Jess Park-Davies (pictured with her mother Helen), who was banned from the school trip
A 15-year-old girl with cystic fibrosis has been ‘barred’ from going on a once-in-a-lifetime school trip to Iceland because she needs to inject herself with insulin.
Jess Park-Davies, of Lichfield, Staffordshire, was due to fly to Reykjavik for a five-day tour taking in the country’s glaciers and volcanoes.
But just a week beforehand, her parents claim King Edward VI School cancelled her ticket and said she could not go.
She needs a nightly insulin injection for cystic fibrosis-related diabetes, which she was diagnosed with in October 2016.
The family had agreed with school staff that Jess would self-administer her nightly insulin, despite a fear of needles, for a trial period to see if she would be able to do it on the trip from July 2.
Her mother Helen emailed the school on June 25 to say the night before the deadline that Jess could inject herself and – as a specialist nurse – considered her daughter now competent.
But one day later, Jess’s parents were told she could not go.
Jess’s mother Helen Park-Davies, with whom she is pictured, said the situation was ‘so unfair’
Ms Park-Davies said: ‘This is so unfair.
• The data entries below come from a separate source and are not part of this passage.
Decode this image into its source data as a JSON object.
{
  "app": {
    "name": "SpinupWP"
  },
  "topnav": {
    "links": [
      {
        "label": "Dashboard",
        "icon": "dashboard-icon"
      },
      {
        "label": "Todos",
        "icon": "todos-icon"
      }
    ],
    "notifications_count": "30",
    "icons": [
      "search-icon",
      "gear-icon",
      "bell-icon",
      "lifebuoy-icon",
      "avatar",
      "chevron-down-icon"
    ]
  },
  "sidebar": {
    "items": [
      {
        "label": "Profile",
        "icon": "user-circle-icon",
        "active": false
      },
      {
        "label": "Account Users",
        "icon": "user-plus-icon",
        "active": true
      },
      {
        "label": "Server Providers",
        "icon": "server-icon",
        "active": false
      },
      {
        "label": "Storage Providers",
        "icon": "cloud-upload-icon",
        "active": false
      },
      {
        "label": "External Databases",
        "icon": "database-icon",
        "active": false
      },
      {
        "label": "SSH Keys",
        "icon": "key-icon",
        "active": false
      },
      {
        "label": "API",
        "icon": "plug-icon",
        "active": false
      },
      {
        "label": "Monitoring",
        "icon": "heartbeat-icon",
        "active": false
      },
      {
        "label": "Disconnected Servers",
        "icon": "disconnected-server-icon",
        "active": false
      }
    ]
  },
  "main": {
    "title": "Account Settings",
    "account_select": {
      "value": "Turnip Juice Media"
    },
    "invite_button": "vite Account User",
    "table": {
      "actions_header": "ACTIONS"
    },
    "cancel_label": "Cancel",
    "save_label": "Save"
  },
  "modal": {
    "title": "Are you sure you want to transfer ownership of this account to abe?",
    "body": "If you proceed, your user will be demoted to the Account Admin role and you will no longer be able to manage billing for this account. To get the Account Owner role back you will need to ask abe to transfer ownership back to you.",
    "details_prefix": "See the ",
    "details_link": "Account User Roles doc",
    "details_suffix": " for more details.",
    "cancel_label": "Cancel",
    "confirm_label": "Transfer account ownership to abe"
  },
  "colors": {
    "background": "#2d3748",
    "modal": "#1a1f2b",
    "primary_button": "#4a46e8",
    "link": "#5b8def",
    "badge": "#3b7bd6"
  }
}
Jess is heartbroken, she was looking forward to going on this school trip and is devastated all her friends have gone without her.
‘She has been crying since she heard the news. It is terrible.’
Jess, of Lichfield, Staffordshire, has been crying since she found out, her mother said
Despite a meeting with the school and reassurances from her daughter’s specialist cystic fibrosis and diabetes nurse as well as an email from her consultant, she claims the school still refused to allow the disappointed teenager to join her friends.
Ms Park-Davies said: ‘The teachers on the trip did not want to have to give Jess any medicine whatsoever and said that, due to her age, it would be her responsibility, not theirs.
‘I totally understand that, but when we did all we could to prove it would be safe, they still refused.
‘This has been awful for Jess and while she has missed her trip I want to make sure that they learn from this and don’t do this to any other child who suffers with cystic fibrosis or any other invisible illness.’
The family have made a complaint of discrimination to King Edward VI School in Lichfield
What is cystic fibrosis-related diabetes?
Cystic fibrosis is an incurable genetic disease that affects around 70,000 people worldwide.
A defective gene causes a build-up of mucus in the airwaves, making it increasingly difficult to breathe over time.
Mucus also blocks the natural release of digestive enzymes, meaning the body does not break down food as it should.
While healthy people cough naturally, that does not happen for people with CF.
Eventually, lung function depletes to the point that sufferers will need a double lung transplant to survive.
Thousands of sufferers will go on to develop diabetes, as the build-up of mucus can prevent the pancreas from working properly.
Cystic fibrosis-related diabetes is most often treated with insulin, a hormone that helps control blood sugar levels.
The mother said health professionals informed the school that Jess’s insulin was taken to help her in the long term and she would not need hospital treatment if she did not take it during the five-day trip.
But she claims the school had already cancelled Jess’s ticket on June 25 – and she was unaware of this. The family have since made an official complaint to the school on the grounds of discrimination.
But headmistress Jane Rutherford said: ‘This has been a complex situation and while I wouldn’t discuss circumstances of individual pupils, the safety and wellbeing of all of our pupils and staff, both in school and on organised trips, is always our number one priority.’
Now the Cystic Fibrosis Trust has called for teachers to receive training on the condition.
Dr Keith Brownlee, director of impact for the charity, said: ‘It is very upsetting to hear that Jess was told at the last minute that she was being left behind while all her friends went on a school trip.
‘It seems that the school have disregarded medical guidance on cystic fibrosis and need cystic fibrosis related training provided by their employers.
‘There is no reason for a school to treat children with cystic fibrosis differently from other pupils.’